Ashwin Rode, Tamma Carleton, Michael Delgado, Michael Greenstone, Trevor Houser, Solomon Hsiang, Andrew Hultgren, Amir Jina, Robert E. Kopp, Kelly E. McCusker, Ishan Nath, James Rising, Jiacan Yuan

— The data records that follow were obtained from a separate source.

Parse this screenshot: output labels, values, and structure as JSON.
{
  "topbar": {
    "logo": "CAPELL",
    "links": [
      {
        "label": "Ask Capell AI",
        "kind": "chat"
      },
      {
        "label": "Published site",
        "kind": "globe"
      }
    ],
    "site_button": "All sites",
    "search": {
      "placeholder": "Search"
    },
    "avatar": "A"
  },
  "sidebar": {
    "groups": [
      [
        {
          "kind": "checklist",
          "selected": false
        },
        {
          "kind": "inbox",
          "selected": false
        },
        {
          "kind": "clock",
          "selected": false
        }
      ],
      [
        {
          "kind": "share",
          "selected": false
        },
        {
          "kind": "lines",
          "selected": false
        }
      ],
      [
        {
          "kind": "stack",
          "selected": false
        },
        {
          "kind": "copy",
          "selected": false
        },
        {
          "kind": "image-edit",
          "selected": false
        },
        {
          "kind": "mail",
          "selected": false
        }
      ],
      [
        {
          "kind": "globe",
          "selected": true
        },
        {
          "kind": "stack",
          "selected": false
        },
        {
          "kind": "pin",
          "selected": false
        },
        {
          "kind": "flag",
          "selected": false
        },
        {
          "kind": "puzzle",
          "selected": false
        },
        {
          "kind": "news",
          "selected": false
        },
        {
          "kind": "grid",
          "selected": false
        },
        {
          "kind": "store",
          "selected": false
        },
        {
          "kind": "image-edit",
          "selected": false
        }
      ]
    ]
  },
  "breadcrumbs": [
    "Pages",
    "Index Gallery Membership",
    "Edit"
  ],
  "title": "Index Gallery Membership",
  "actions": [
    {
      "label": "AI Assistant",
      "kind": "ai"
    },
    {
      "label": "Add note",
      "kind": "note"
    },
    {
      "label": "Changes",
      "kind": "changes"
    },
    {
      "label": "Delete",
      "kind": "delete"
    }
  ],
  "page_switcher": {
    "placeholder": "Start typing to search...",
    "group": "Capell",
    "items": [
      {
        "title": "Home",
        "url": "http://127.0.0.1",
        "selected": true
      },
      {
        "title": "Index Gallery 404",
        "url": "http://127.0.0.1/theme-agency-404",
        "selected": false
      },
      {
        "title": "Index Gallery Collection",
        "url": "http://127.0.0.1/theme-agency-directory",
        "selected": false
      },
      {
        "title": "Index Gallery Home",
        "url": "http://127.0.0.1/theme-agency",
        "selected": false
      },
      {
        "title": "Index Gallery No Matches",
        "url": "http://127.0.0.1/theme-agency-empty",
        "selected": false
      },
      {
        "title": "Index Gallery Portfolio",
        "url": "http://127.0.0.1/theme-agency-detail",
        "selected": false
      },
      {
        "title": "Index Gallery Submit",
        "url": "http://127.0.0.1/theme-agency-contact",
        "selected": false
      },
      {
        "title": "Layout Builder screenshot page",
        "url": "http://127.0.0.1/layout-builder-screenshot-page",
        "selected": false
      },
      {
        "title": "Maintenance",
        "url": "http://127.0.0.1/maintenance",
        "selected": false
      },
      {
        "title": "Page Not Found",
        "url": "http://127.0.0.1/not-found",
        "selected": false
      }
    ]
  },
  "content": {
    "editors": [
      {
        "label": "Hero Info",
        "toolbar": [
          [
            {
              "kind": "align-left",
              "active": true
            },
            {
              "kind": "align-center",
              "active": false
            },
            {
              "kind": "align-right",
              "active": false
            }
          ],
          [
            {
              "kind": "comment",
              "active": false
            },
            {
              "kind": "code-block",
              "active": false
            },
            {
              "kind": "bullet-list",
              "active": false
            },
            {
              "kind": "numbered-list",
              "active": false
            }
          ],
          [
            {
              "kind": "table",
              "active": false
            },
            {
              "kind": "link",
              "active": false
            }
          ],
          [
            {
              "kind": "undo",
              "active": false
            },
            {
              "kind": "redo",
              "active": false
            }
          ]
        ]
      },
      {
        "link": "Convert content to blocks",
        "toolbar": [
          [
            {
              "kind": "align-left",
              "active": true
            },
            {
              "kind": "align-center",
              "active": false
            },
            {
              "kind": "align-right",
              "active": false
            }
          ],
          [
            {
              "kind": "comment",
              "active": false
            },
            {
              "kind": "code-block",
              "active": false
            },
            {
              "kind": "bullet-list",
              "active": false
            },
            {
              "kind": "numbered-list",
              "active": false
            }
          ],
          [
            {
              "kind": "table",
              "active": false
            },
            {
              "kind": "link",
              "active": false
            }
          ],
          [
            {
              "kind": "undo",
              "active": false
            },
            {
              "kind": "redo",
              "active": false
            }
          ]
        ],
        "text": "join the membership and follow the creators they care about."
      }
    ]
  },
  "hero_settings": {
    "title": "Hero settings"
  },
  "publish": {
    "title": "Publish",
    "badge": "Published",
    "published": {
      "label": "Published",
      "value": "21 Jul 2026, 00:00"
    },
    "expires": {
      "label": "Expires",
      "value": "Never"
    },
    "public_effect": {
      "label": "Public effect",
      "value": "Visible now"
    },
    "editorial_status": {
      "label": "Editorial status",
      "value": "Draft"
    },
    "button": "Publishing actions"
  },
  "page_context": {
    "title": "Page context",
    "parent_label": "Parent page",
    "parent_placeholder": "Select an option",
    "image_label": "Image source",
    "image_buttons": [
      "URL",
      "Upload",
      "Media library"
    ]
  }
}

Estimates of global economic damage caused by carbon dioxide (CO2) emissions can inform climate policy1,2,3. The social cost of carbon (SCC) quantifies these damages by characterizing how additional CO2 emissions today impact future economic outcomes through altering the climate4,5,6. Previous estimates have suggested that large, warming-driven increases in energy expenditures could dominate the SCC7,8, but they rely on models9,10,11 that are spatially coarse and not tightly linked to data2,3,6,7,12,13. Here we show that the release of one ton of CO2 today is projected to reduce total future energy expenditures, with most estimates valued between −US$3 and −US$1, depending on discount rates. Our results are based on an architecture that integrates global data, econometrics and climate science to estimate local damages worldwide. Notably, we project that emerging economies in the tropics will dramatically increase electricity consumption owing to warming, which requires critical infrastructure planning. However, heating reductions in colder countries offset this increase globally. We estimate that 2099 annual global electricity consumption increases by about 4.5 exajoules (7 per cent of current global consumption) per one-degree-Celsius increase in global mean surface temperature (GMST), whereas direct consumption of other fuels declines by about 11.3 exajoules (7 per cent of current global consumption) per one-degree-Celsius increase in GMST. Our finding of net savings contradicts previous research7,8, because global data indicate that many populations will remain too poor for most of the twenty-first century to substantially increase energy consumption in response to warming. Importantly, damage estimates would differ if poorer populations were given greater weight14.